The recall was announced on April 13, 2018. But that is not the “when” that is most important. So far, the eggs at issue appear to have been produced between January 2018 and April 11, 2018. The potentially contaminated eggs are most likely still on store shelves and in restaurant refrigerators waiting to be made into someone’s breakfast.
The eggs are believed to be contaminated with a rare form of Salmonella called Salmonella Braenderup. How the eggs have become tainted is still under investigation. But in past outbreaks, eggs have become contaminated through exposure to poultry feces or infected chickens. You see, many believe the egg’s shell is a barrier to prevent Salmonella bacteria from reaching the egg within. But an infected chicken can produce an infected egg before the shell is even formed, meaning the shell itself may already have Salmonella bacteria.
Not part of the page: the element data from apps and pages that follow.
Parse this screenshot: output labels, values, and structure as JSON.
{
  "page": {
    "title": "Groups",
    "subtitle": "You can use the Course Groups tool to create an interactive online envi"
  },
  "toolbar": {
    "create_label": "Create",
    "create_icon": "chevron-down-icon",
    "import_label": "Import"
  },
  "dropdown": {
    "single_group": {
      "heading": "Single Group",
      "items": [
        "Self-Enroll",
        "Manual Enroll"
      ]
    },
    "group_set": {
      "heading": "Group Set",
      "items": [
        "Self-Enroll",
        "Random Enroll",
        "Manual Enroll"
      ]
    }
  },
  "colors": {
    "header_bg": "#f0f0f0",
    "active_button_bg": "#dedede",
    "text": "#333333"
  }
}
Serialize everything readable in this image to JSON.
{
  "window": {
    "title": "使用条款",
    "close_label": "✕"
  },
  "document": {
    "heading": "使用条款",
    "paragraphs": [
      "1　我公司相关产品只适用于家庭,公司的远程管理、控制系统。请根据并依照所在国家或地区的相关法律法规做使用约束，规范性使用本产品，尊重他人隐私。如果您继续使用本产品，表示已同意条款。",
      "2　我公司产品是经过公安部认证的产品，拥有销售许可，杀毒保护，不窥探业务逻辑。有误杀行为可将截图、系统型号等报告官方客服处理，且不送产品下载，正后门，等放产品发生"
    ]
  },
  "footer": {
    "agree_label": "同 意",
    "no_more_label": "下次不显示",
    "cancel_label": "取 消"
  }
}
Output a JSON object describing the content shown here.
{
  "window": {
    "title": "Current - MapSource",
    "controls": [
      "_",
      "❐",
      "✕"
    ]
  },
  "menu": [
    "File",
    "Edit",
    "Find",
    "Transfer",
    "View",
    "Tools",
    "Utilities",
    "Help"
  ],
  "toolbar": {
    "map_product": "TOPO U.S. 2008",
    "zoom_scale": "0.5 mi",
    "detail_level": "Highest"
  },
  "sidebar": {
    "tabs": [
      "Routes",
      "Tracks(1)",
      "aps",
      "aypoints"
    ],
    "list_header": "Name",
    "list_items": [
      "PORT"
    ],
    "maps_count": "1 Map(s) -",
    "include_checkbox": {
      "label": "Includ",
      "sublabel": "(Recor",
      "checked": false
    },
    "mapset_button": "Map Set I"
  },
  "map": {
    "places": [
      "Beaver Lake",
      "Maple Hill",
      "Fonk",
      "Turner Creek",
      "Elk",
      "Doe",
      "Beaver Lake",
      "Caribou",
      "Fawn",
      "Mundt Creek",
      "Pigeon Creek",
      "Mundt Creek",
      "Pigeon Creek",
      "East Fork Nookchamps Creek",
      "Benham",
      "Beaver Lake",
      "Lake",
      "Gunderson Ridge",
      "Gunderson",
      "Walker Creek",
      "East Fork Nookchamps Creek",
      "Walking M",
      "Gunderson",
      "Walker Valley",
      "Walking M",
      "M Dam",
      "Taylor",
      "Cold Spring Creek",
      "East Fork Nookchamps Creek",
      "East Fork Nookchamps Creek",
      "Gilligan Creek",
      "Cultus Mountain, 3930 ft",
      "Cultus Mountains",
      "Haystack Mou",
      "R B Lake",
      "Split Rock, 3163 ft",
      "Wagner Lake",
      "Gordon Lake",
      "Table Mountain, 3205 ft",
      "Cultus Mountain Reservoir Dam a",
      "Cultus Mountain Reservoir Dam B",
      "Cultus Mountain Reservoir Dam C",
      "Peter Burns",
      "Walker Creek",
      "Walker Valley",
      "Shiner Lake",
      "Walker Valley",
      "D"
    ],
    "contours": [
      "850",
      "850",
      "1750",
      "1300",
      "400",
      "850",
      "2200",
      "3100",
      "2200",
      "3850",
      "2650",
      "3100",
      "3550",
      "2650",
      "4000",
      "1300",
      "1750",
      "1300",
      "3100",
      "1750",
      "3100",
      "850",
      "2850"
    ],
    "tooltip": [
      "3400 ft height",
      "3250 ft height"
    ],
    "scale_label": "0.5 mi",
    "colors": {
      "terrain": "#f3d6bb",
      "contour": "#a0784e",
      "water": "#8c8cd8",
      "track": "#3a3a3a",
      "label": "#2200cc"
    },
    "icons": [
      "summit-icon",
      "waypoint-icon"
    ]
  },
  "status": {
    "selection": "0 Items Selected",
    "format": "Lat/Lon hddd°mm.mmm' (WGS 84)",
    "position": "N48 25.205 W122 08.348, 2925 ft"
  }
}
To add further to the question of “why,” the tainted eggs could pose a cross-contamination threat to any kitchen – restaurant, home, or otherwise. Salmonella bacteria can contaminate refrigerators, food preparation surfaces and materials, even sinks and other foods sitting nearby.
Of course, there is. The FDA recommends that consumers and retailers avoid any shell eggs from Rose Acre Farms for the time being. In fact, the FDA is so concerned, they took to Twitter to get the word out:
The FDA further recommends that:
Salmonella infections have a quick incubation period, usually anywhere from 6 to 72 hours. The symptoms are what someone would usually attribute to food poisoning, like:
Medical attention is recommended, as it can help reduce the risk of long-term complications. Some complications of Salmonella infections can include:
The FDA, the CDC, and the USDA are investigating the nuances of this outbreak. The answers are still to be found. It is not yet known exactly how the eggs became contaminated or what is being done to prevent future contamination. In the meantime, as we continue to eat our eggs, this food safety advocate recommends that you:
As always, MakeFoodSafe will continue to report the details of this outbreak and recall as they are made available.
By: Candess Zona-Mendola, Senior Trial Paralegal